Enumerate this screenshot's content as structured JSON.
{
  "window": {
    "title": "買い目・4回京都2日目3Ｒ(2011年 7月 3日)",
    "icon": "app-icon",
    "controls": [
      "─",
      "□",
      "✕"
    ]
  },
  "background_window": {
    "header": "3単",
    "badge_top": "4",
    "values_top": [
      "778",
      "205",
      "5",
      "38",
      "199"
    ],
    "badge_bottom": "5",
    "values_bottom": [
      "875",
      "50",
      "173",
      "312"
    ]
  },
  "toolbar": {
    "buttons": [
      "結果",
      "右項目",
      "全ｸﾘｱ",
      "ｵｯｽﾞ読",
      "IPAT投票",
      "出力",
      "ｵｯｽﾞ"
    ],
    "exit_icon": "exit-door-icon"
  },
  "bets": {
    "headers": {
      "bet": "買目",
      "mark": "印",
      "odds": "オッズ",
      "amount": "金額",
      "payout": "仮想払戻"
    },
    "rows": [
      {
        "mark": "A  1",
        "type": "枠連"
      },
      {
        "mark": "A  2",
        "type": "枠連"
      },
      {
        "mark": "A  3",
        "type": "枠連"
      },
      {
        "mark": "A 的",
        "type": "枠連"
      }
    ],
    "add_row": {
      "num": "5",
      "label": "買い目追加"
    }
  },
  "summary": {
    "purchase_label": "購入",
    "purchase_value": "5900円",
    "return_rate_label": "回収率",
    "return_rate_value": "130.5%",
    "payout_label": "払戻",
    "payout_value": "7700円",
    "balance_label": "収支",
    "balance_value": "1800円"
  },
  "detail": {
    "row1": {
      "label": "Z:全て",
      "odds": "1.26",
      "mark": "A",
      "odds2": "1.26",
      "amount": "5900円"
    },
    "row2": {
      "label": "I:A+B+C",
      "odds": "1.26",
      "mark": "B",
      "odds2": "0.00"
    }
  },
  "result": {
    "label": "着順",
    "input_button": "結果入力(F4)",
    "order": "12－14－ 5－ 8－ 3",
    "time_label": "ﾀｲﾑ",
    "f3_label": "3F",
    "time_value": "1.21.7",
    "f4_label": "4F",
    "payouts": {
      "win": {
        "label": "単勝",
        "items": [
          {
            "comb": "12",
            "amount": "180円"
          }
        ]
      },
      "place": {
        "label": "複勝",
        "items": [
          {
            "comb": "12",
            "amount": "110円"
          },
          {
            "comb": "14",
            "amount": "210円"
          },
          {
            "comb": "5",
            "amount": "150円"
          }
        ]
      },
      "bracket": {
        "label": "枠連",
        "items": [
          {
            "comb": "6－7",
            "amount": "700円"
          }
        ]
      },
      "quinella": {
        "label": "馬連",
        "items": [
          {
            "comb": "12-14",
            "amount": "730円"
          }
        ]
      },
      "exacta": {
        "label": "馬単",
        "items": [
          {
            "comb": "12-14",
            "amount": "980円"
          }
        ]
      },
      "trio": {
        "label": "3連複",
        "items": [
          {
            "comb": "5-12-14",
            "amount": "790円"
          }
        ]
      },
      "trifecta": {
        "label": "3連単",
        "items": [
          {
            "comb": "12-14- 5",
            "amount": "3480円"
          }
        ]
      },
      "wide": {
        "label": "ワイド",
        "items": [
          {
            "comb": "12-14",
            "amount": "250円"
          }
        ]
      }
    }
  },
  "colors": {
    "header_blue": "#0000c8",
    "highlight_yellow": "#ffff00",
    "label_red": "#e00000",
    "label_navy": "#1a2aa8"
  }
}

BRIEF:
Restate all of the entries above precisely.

OUTPUT:
Enumerate this screenshot's content as structured JSON.
{
  "window": {
    "title": "買い目・4回京都2日目3Ｒ(2011年 7月 3日)",
    "icon": "app-icon",
    "controls": [
      "─",
      "□",
      "✕"
    ]
  },
  "background_window": {
    "header": "3単",
    "badge_top": "4",
    "values_top": [
      "778",
      "205",
      "5",
      "38",
      "199"
    ],
    "badge_bottom": "5",
    "values_bottom": [
      "875",
      "50",
      "173",
      "312"
    ]
  },
  "toolbar": {
    "buttons": [
      "結果",
      "右項目",
      "全ｸﾘｱ",
      "ｵｯｽﾞ読",
      "IPAT投票",
      "出力",
      "ｵｯｽﾞ"
    ],
    "exit_icon": "exit-door-icon"
  },
  "bets": {
    "headers": {
      "bet": "買目",
      "mark": "印",
      "odds": "オッズ",
      "amount": "金額",
      "payout": "仮想払戻"
    },
    "rows": [
      {
        "mark": "A  1",
        "type": "枠連"
      },
      {
        "mark": "A  2",
        "type": "枠連"
      },
      {
        "mark": "A  3",
        "type": "枠連"
      },
      {
        "mark": "A 的",
        "type": "枠連"
      }
    ],
    "add_row": {
      "num": "5",
      "label": "買い目追加"
    }
  },
  "summary": {
    "purchase_label": "購入",
    "purchase_value": "5900円",
    "return_rate_label": "回収率",
    "return_rate_value": "130.5%",
    "payout_label": "払戻",
    "payout_value": "7700円",
    "balance_label": "収支",
    "balance_value": "1800円"
  },
  "detail": {
    "row1": {
      "label": "Z:全て",
      "odds": "1.26",
      "mark": "A",
      "odds2": "1.26",
      "amount": "5900円"
    },
    "row2": {
      "label": "I:A+B+C",
      "odds": "1.26",
      "mark": "B",
      "odds2": "0.00"
    }
  },
  "result": {
    "label": "着順",
    "input_button": "結果入力(F4)",
    "order": "12－14－ 5－ 8－ 3",
    "time_label": "ﾀｲﾑ",
    "f3_label": "3F",
    "time_value": "1.21.7",
    "f4_label": "4F",
    "payouts": {
      "win": {
        "label": "単勝",
        "items": [
          {
            "comb": "12",
            "amount": "180円"
          }
        ]
      },
      "place": {
        "label": "複勝",
        "items": [
          {
            "comb": "12",
            "amount": "110円"
          },
          {
            "comb": "14",
            "amount": "210円"
          },
          {
            "comb": "5",
            "amount": "150円"
          }
        ]
      },
      "bracket": {
        "label": "枠連",
        "items": [
          {
            "comb": "6－7",
            "amount": "700円"
          }
        ]
      },
      "quinella": {
        "label": "馬連",
        "items": [
          {
            "comb": "12-14",
            "amount": "730円"
          }
        ]
      },
      "exacta": {
        "label": "馬単",
        "items": [
          {
            "comb": "12-14",
            "amount": "980円"
          }
        ]
      },
      "trio": {
        "label": "3連複",
        "items": [
          {
            "comb": "5-12-14",
            "amount": "790円"
          }
        ]
      },
      "trifecta": {
        "label": "3連単",
        "items": [
          {
            "comb": "12-14- 5",
            "amount": "3480円"
          }
        ]
      },
      "wide": {
        "label": "ワイド",
        "items": [
          {
            "comb": "12-14",
            "amount": "250円"
          }
        ]
      }
    }
  },
  "colors": {
    "header_blue": "#0000c8",
    "highlight_yellow": "#ffff00",
    "label_red": "#e00000",
    "label_navy": "#1a2aa8"
  }
}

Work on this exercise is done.